- Aim of the exercise:
Using the entries below, give the count of lines that hold "value". Say nothing besides the number.

════

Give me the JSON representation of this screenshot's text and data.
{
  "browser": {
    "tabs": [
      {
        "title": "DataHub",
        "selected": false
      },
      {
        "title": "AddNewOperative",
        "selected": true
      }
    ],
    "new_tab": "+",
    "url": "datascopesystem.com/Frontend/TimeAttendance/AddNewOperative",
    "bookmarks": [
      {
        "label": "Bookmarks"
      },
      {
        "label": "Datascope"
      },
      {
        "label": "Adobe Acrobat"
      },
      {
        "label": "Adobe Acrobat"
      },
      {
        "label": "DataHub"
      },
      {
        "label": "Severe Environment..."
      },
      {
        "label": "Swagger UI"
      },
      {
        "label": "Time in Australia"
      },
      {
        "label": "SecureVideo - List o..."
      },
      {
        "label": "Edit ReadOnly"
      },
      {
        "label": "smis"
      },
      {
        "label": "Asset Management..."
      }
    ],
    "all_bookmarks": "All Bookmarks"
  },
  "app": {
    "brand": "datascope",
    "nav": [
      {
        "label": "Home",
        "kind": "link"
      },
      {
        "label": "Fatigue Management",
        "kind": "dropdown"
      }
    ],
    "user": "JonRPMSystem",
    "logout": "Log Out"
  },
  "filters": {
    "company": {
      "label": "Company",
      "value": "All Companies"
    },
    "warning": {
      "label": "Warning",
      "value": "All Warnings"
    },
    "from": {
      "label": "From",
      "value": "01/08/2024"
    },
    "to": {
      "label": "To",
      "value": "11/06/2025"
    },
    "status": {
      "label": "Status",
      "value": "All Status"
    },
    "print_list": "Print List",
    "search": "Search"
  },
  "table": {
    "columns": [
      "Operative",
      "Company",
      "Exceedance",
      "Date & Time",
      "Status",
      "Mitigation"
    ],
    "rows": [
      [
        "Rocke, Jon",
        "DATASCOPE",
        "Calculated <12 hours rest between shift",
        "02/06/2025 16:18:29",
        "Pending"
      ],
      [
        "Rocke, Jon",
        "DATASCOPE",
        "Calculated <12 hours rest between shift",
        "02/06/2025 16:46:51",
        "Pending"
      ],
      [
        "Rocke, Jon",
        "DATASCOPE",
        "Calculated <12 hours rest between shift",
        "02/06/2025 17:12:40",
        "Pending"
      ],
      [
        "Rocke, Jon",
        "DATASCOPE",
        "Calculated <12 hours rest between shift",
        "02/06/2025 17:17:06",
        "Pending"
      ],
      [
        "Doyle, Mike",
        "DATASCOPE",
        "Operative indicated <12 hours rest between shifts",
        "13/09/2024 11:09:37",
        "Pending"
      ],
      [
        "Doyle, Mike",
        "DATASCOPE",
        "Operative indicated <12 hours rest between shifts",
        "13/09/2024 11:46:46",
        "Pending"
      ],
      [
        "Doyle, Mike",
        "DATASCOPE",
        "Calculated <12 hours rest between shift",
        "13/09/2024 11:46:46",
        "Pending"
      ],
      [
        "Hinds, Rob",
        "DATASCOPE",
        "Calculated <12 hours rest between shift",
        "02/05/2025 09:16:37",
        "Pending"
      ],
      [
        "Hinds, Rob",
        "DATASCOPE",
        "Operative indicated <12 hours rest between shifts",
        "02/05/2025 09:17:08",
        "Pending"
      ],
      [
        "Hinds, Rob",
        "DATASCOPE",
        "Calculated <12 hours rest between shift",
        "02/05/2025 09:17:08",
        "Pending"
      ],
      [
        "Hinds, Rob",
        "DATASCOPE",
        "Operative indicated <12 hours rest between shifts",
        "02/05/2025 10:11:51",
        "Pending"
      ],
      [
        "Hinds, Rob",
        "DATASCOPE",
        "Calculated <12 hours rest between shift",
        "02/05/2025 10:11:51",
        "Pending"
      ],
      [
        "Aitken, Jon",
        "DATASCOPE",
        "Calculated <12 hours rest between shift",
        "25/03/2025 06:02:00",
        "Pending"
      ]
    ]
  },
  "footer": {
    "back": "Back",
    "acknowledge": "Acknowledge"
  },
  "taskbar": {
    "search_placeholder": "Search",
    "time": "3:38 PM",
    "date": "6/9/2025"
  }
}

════

- Response to this exercise:
5